The other evening I went to a party where everyone had to dress as a country, naturally, given my degree subject, Germany was an instant choice. All I needed to do was add a hat which only vaguely resembled a Bavarian hat, make sure to order some beer, make countless Bratwurst references on our way to Klute and my outfit was sorted. I didn’t think any more about it.
After a couple of pints, we all started to mingle a bit more and the costume choices were handy conversation starters. Generally I received praise for my somewhat lacklustre outfit, but in one case a fellow partygoer (with American-themed face paint) had a somewhat different reaction. He had thought about going as something German, but could not for the life of him work out how to dress obviously German without donning inappropriate swastikas, jackboots, a moustache and anything else Prince Harry might deem appropriate fancy dress. I was appalled and continued to lecture the poor guy about how German heritage was far more extensive than an unfortunately dominant decade.

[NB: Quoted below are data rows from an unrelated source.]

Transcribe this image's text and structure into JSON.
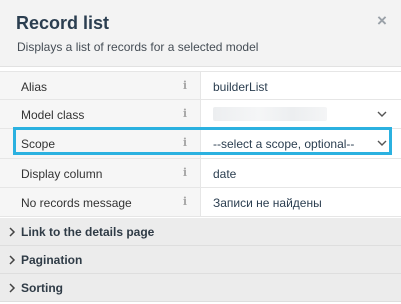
{
  "header": {
    "title": "Record list",
    "description": "Displays a list of records for a selected model",
    "close_glyph": "×"
  },
  "properties": [
    {
      "label": "Alias",
      "value": "builderList",
      "type": "text"
    },
    {
      "label": "Model class",
      "value": "",
      "type": "dropdown-blurred"
    },
    {
      "label": "Scope",
      "value": "--select a scope, optional--",
      "type": "dropdown",
      "focused": true
    },
    {
      "label": "Display column",
      "value": "date",
      "type": "text"
    },
    {
      "label": "No records message",
      "value": "Записи не найдены",
      "type": "text"
    }
  ],
  "info_glyph": "i",
  "sections": [
    {
      "label": "Link to the details page"
    },
    {
      "label": "Pagination"
    },
    {
      "label": "Sorting"
    }
  ],
  "colors": {
    "focus": "#2bb1e0",
    "header_bg": "#f3f3f3",
    "section_bg": "#ececec"
  },
  "icons": {
    "close": "close-icon",
    "info": "info-icon",
    "dropdown": "chevron-down-icon",
    "section": "chevron-right-icon"
  }
}
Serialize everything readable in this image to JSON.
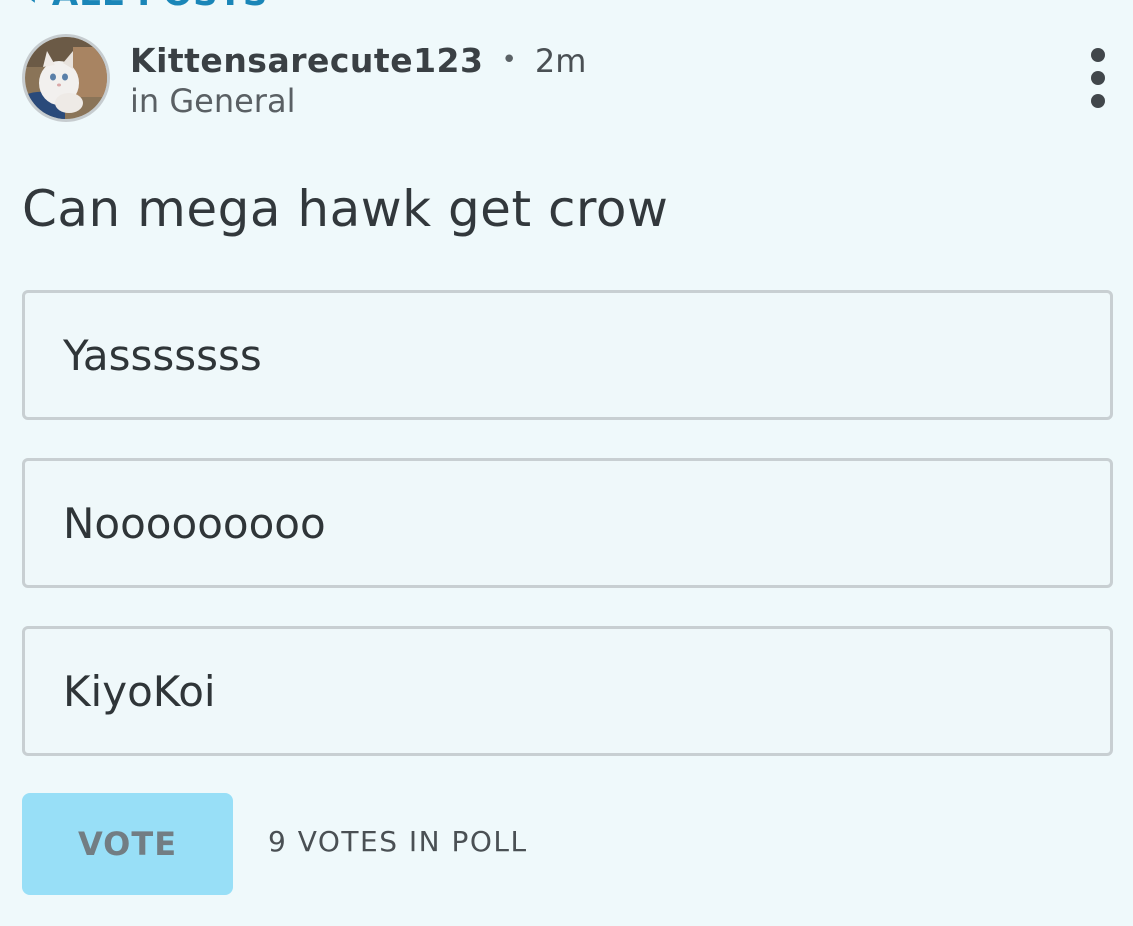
{
  "back_link": {
    "icon": "chevron-left-icon",
    "label": "ALL POSTS",
    "color": "#1a86b8"
  },
  "post": {
    "author": "Kittensarecute123",
    "separator": "•",
    "time": "2m",
    "category": "in General",
    "more_icon": "vertical-dots-icon"
  },
  "poll": {
    "question": "Can mega hawk get crow",
    "options": [
      {
        "label": "Yasssssss"
      },
      {
        "label": "Nooooooooo"
      },
      {
        "label": "KiyoKoi"
      }
    ],
    "vote_button_label": "VOTE",
    "vote_count_text": "9 VOTES IN POLL"
  },
  "colors": {
    "background": "#eff9fb",
    "vote_button_bg": "#98dff7",
    "option_border": "#c8cfd2"
  }
}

The following day, I got to thinking (in a rather more sober fashion) about how he could have been so ignorant. But it occurred to me that I am not exactly looking at Germany from the same viewpoint. I am studying German at university and taking courses which focus as much (if not more) on the time of Goethe as on the Third Reich. Even when they do, they are often consumed by how this has affected the Germans’ own sense of identity and self, and the colossal challenge that they face in having to deal with the past. My new-found friend, on the other hand, had not… Could I really expect him to think otherwise? After all, if I were to go to the party as Vietnam, my costume would have had something to do with the war; and had I gone as Russia, I would have had a hard time choosing between Lenin and Stalin.
So whereas in my eyes Germany has made huge strides in respectfully overcoming negative aspects of its heritage (no doubt aided by intense study of the language, culture and history), general opinion probably hasn’t changed that much since the Second World War. Simple, you say, it’s all about educating people about the current Germany. We need to establish a German identity which is so radically different from that of storm-troopers in brown shirts.
Perhaps not. If you think about it, since the end of the Second World War, Germany has been divided into two separate countries and then glued back together again. It has played two radically different roles on the world stage, with two diversely contrasting political ideologies and the fall of the Berlin Wall is arguably as significant a turning point as D-Day. Since 1945 Germany has gone from occupation by four countries to currently holding the leading role in the Eurozone. What could we possibly suggest that would change the face of Germany in our eyes, if it hasn’t been achieved by these events?
The other solution, one which is far harder to accept, is time. Those who follow current economic affairs probably already view Germany in a radically different light to those who immediately think of the Nazi regime. In fact this solution has historical proof, for a hundred years during the medieval period Britain was at war with France, yet that’s not a thought in anybody’s mind in the present day, is it?
However, the role which France plays in British popular culture can be summarised far more accurately by ‘Allo Allo’ than by France’s current role in the Eurozone. It’s exactly the same with Germany, in that our perception of Germany as a nation is more The Great Escape than Merkel’s economic policies. In my opinion, it is only here that Germany’s cultural significance can change. If you ask me, it is only by showing Germany in a different and more positive light on television, in films and the wider media that anything can progress amongst a nation of coach potatoes. But even that’s unlikely, right? For the general public, the likes of my costume will never make better television than moustaches, storm troopers and intense fascism.